* *Pawn* is a dynamic board game, somewhat like the old text adventure games, e.g. Zork, where you move a piece on your iPhone and different options pop up near it.
* *Pirate* takes the opposite tack: you move your iPhone around on a paper map and interact with other ships, i.e. other phones.
* *The Night of the Living Dead* attempts to turn the physical book into a linked narrative, a la the early experiments in hyperfiction. (Really, only _Hopscotch_ did that somewhat well to my mind, but I could be proved wrong rather easily.)
* *Labyrunthe* pursues this in an even more elaborate physical form, resembling the cube folding puzzles from standardized tests at time.
* *Duckette* plays with e-ink to make an interactive game.
* *Kernel Panic* … I don’t quite get.
But you should definitely go check these things out for yourself. Each project has a flash animated preview that is short and fun just to watch.
Everybody’s talking about disintermediation, but, as Don Linn points out:
Disintermediation is nothing new. It happens when businesses change so get used to it. Sears, Roebuck disintermediated the local dry goods store when it mailed its first catalog and it continues unabated in every sector…not just publishing and bookselling.. As Mike Cane has pointed out, there’s a sad irony in watching independent booksellers ranting about being disintermediated by Amazon as they listen to music they downloaded to their iPods from uber-disntermediator, Apple iTunes.
Too much ink and too many pixels has been spilled of late about the state of reading or the state of publishing or the plight of books in the IT era. Craig Mod has a simple take on the matter: good riddance to all the ink and paper spent on books that simply don’t require it. By that he means mass market books, paperbacks we buy, read, and sometimes simply recycle or give away or shelve and never think about again.[^1]
Mod would probably include more books in that category, since he argues that any book that is almost all text and really doesn’t require any kind of design is probably best read on devices like the iPad or Kindle, where the text can be manipulated by the reader to their own preferences.
Reserved for valuable ink and paper in Mod’s world of future publishing are books that are designed with, well, design in mind. Books with lots of illustrations or books that have their layout as part of how you read them — I am particularly reminded of Joshua Mowll’s books.
That is, what the tablet opens up is the chance to read print books as print books and to read text books as texts. It’s an interesting idea.

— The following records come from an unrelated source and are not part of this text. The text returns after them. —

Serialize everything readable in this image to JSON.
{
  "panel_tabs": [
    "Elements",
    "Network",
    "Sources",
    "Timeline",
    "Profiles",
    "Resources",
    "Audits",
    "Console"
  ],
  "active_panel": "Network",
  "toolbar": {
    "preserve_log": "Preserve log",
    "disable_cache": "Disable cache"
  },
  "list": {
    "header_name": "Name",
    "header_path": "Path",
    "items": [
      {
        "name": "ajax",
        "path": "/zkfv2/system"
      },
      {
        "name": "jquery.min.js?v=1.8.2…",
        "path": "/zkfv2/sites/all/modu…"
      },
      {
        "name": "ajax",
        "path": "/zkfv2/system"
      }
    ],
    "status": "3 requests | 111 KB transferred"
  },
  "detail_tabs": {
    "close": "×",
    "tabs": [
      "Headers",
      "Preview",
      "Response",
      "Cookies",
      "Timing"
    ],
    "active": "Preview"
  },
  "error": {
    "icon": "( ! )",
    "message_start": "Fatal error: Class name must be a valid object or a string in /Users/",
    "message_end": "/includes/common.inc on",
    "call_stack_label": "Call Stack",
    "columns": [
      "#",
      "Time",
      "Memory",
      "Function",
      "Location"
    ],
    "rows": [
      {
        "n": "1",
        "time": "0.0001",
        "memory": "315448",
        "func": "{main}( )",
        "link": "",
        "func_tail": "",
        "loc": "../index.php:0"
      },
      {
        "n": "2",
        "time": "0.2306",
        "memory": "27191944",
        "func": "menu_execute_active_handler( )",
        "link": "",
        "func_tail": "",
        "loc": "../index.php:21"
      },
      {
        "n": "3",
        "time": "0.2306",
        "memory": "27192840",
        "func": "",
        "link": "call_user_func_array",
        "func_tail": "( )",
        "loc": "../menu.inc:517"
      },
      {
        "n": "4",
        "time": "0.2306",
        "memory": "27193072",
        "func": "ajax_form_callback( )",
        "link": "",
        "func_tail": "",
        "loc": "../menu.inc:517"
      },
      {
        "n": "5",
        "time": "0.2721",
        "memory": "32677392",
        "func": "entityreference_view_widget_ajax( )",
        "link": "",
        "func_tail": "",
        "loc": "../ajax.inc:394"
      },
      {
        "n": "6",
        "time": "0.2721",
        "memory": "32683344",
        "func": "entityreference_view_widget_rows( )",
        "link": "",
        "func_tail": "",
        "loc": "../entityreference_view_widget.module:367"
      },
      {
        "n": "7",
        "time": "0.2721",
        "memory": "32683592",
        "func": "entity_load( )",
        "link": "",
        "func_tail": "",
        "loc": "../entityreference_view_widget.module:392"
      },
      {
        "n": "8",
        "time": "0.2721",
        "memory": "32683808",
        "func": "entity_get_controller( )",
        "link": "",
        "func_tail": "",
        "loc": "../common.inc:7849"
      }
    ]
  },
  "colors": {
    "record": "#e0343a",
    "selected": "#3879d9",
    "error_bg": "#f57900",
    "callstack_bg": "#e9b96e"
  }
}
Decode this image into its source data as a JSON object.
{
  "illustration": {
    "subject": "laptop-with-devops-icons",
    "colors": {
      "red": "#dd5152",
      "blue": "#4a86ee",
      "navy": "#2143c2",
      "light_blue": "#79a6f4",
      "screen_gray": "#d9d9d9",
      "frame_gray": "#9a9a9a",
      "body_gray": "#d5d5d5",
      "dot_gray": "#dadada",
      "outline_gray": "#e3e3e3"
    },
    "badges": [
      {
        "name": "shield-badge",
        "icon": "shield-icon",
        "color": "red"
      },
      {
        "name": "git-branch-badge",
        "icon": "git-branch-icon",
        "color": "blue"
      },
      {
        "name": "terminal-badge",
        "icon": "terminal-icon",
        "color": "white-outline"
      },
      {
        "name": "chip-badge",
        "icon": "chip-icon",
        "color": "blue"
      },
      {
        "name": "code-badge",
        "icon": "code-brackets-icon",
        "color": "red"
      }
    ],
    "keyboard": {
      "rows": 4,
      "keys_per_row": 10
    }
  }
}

[^1]: Please note that I am still a little worried about the ability to give away books in the digital era. Even as an author, I would rather see my work passed around and read than see its use limited only to one person.
This iPad app version of _Alice in Wonderland_ is not everything one could hope — it appears to involve only a limited amount, and kind, if interaction — but it’s a clear start, and it begins to reveal just what even a small amount of imagination unbound from the conventions of what books have been can do.
*Please note*: I love books. Love, love, love them. I love the way they feel, and I love the way they work. I am working on a book of my own right now. But that doesn’t mean that I don’t hope that the new tablets won’t open up a world of possibilities for content creators. That’s where I hope all this is taking us: that we can fit the medium to the message, and not the other way around, as has been the case with a fairly limited set of media that were largely controlled by a limited number of organizations.